== Aim of the exercise ==
Below are some records; find each line that carries the word "this" and copy it.
______
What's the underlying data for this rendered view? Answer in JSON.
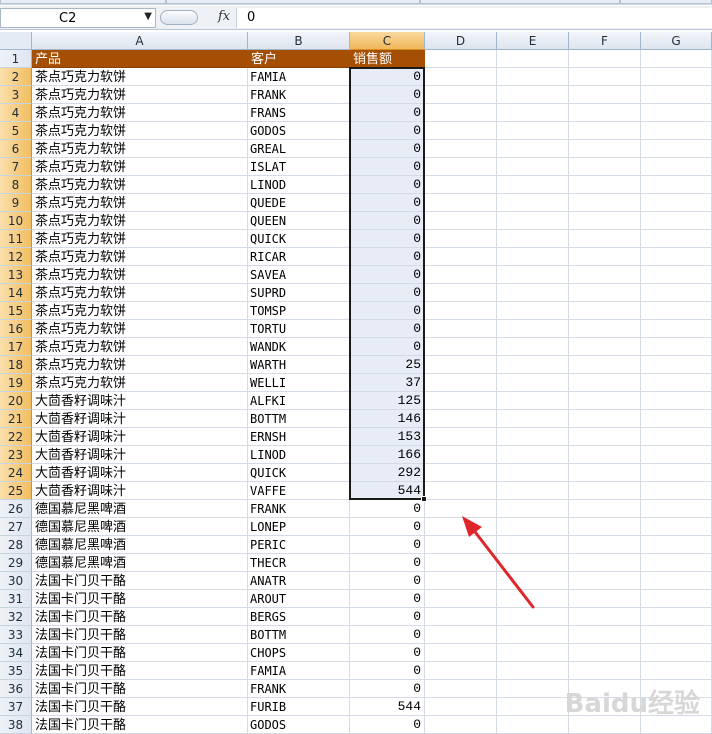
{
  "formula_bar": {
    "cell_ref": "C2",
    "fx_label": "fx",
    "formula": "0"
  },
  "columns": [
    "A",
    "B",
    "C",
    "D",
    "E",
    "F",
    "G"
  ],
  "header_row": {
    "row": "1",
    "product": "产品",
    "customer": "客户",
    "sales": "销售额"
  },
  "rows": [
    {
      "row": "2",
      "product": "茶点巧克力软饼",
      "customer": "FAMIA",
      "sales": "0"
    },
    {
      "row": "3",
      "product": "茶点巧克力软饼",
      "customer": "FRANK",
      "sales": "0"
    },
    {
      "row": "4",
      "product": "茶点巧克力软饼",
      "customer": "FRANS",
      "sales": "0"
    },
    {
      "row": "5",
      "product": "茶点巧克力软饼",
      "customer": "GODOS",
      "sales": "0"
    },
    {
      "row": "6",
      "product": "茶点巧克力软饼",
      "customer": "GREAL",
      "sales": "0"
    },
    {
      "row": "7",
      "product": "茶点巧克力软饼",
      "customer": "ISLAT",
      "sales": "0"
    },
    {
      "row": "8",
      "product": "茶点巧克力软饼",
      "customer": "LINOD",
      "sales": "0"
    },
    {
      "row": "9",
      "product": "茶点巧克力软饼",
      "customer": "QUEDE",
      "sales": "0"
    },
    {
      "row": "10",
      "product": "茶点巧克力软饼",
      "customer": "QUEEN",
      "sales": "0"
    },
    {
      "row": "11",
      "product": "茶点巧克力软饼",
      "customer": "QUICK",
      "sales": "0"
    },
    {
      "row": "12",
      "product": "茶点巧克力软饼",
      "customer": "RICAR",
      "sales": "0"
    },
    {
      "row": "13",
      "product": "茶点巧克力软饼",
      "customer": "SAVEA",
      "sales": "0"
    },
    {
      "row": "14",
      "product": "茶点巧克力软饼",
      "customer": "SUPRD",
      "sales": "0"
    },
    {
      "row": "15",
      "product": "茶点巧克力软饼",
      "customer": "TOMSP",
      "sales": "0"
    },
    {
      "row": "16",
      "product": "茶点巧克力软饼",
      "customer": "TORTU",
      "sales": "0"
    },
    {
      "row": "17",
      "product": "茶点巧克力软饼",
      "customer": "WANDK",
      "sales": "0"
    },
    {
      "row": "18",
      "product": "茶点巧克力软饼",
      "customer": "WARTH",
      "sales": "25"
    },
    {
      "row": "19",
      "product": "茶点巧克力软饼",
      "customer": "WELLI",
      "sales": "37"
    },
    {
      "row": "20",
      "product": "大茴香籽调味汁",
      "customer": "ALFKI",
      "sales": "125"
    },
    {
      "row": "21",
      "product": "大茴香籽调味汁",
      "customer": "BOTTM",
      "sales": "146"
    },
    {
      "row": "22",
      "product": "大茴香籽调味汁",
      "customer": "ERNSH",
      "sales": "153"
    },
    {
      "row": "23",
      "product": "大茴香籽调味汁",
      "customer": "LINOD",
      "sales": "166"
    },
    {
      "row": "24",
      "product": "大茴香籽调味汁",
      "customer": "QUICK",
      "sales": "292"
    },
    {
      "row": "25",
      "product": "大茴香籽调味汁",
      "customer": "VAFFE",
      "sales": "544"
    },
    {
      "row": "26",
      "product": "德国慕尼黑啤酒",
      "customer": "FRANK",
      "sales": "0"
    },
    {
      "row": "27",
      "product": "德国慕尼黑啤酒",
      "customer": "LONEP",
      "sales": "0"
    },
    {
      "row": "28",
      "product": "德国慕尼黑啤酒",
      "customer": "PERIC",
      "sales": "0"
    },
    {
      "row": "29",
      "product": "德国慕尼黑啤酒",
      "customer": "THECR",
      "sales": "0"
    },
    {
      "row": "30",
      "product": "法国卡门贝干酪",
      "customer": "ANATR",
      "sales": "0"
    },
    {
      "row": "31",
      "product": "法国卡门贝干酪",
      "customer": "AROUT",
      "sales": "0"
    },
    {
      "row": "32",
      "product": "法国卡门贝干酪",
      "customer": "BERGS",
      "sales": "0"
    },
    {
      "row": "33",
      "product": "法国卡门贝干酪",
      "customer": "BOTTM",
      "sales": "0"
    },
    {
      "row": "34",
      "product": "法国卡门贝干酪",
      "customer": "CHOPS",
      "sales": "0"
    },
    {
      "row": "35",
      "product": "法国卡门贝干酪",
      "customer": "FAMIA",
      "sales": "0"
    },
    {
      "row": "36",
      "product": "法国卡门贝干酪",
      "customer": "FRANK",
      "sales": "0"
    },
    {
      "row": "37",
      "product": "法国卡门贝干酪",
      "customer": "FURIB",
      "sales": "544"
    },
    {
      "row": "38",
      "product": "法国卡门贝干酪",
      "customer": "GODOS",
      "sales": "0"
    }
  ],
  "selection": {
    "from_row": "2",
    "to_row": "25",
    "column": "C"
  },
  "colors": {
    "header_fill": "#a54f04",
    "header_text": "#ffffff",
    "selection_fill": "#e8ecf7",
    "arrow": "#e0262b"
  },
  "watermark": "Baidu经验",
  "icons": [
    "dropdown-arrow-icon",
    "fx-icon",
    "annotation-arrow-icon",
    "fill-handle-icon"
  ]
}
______
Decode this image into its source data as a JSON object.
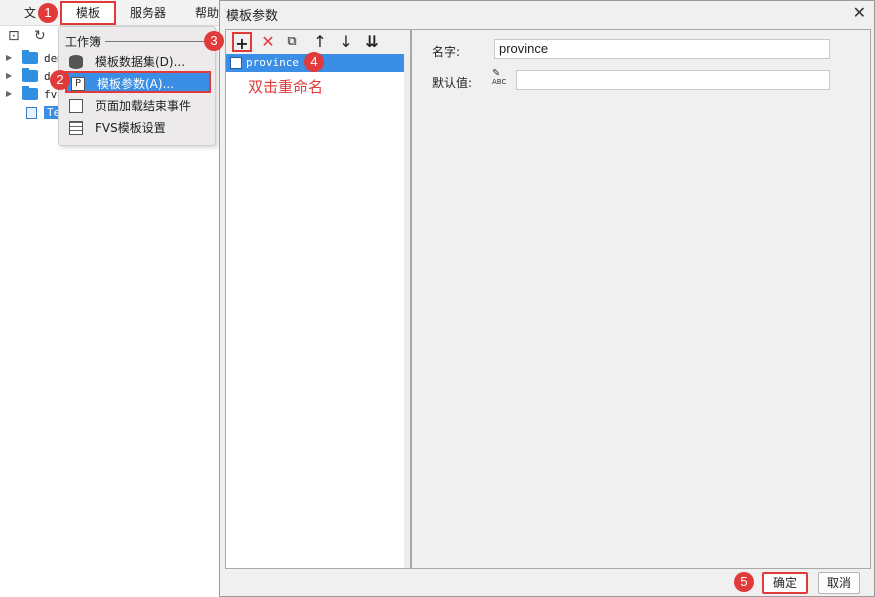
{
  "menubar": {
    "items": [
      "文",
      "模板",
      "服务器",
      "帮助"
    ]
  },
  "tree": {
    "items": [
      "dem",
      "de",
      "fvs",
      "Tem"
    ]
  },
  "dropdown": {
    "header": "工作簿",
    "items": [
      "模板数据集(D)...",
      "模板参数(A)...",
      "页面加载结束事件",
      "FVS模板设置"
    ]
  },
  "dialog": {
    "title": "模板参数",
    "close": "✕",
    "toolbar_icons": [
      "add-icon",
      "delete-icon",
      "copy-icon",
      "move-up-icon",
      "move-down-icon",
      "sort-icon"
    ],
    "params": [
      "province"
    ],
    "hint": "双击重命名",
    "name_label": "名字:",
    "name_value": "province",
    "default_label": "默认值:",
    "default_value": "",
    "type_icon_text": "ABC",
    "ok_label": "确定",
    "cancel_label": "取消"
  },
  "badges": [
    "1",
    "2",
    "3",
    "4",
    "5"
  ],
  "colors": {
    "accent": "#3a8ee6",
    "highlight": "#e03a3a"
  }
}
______
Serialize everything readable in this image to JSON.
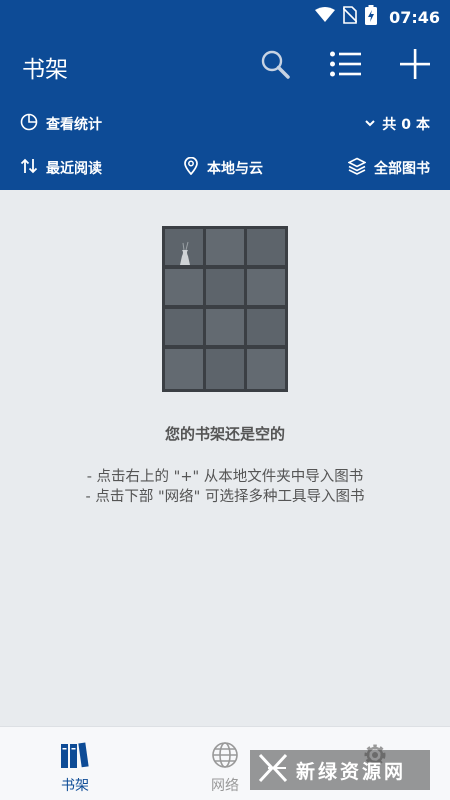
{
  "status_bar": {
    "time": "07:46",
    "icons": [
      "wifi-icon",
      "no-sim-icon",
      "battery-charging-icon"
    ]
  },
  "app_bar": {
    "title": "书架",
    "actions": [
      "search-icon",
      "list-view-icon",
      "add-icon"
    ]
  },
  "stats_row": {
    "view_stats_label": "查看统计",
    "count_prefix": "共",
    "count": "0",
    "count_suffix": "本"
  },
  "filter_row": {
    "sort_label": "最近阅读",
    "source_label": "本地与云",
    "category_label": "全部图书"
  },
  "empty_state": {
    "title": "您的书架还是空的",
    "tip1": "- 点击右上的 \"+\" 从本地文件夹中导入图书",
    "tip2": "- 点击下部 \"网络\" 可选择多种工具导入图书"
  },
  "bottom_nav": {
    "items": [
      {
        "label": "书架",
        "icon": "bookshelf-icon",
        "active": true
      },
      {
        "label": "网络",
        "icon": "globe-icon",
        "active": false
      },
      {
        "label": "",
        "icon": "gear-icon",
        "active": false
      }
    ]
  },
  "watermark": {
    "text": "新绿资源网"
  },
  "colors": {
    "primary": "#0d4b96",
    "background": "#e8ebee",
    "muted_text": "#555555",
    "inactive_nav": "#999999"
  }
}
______
== Response to the task ==
What's the underlying data for this rendered view? Answer in JSON.
Decode this image into its source data as a JSON object.
Serialize everything readable in this image to JSON.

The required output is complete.